Supplied entries:
════════════════

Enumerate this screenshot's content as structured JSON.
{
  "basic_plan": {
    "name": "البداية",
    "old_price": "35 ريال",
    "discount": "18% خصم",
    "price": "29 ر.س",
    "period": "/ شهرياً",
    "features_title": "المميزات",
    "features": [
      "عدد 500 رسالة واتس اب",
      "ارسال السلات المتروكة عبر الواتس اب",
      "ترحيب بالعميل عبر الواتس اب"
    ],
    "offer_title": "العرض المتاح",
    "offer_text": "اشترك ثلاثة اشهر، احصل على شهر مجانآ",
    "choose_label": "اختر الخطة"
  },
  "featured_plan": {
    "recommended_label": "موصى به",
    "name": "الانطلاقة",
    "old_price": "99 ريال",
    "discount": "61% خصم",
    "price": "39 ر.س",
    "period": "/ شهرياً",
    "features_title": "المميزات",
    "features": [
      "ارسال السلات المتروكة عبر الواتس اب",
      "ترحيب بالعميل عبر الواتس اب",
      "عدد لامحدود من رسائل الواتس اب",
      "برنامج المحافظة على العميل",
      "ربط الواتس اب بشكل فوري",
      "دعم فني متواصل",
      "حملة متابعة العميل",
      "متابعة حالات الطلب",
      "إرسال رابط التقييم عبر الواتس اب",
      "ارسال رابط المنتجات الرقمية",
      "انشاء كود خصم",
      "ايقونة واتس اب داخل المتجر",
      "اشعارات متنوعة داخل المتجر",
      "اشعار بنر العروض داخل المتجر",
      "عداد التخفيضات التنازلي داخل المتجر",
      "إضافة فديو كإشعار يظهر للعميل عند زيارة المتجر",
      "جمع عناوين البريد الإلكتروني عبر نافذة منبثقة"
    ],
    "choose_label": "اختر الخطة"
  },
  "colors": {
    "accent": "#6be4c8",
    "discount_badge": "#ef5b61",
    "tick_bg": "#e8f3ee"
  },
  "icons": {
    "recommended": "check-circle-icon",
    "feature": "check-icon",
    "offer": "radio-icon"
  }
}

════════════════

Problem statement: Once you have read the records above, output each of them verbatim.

Task solution:
Enumerate this screenshot's content as structured JSON.
{
  "basic_plan": {
    "name": "البداية",
    "old_price": "35 ريال",
    "discount": "18% خصم",
    "price": "29 ر.س",
    "period": "/ شهرياً",
    "features_title": "المميزات",
    "features": [
      "عدد 500 رسالة واتس اب",
      "ارسال السلات المتروكة عبر الواتس اب",
      "ترحيب بالعميل عبر الواتس اب"
    ],
    "offer_title": "العرض المتاح",
    "offer_text": "اشترك ثلاثة اشهر، احصل على شهر مجانآ",
    "choose_label": "اختر الخطة"
  },
  "featured_plan": {
    "recommended_label": "موصى به",
    "name": "الانطلاقة",
    "old_price": "99 ريال",
    "discount": "61% خصم",
    "price": "39 ر.س",
    "period": "/ شهرياً",
    "features_title": "المميزات",
    "features": [
      "ارسال السلات المتروكة عبر الواتس اب",
      "ترحيب بالعميل عبر الواتس اب",
      "عدد لامحدود من رسائل الواتس اب",
      "برنامج المحافظة على العميل",
      "ربط الواتس اب بشكل فوري",
      "دعم فني متواصل",
      "حملة متابعة العميل",
      "متابعة حالات الطلب",
      "إرسال رابط التقييم عبر الواتس اب",
      "ارسال رابط المنتجات الرقمية",
      "انشاء كود خصم",
      "ايقونة واتس اب داخل المتجر",
      "اشعارات متنوعة داخل المتجر",
      "اشعار بنر العروض داخل المتجر",
      "عداد التخفيضات التنازلي داخل المتجر",
      "إضافة فديو كإشعار يظهر للعميل عند زيارة المتجر",
      "جمع عناوين البريد الإلكتروني عبر نافذة منبثقة"
    ],
    "choose_label": "اختر الخطة"
  },
  "colors": {
    "accent": "#6be4c8",
    "discount_badge": "#ef5b61",
    "tick_bg": "#e8f3ee"
  },
  "icons": {
    "recommended": "check-circle-icon",
    "feature": "check-icon",
    "offer": "radio-icon"
  }
}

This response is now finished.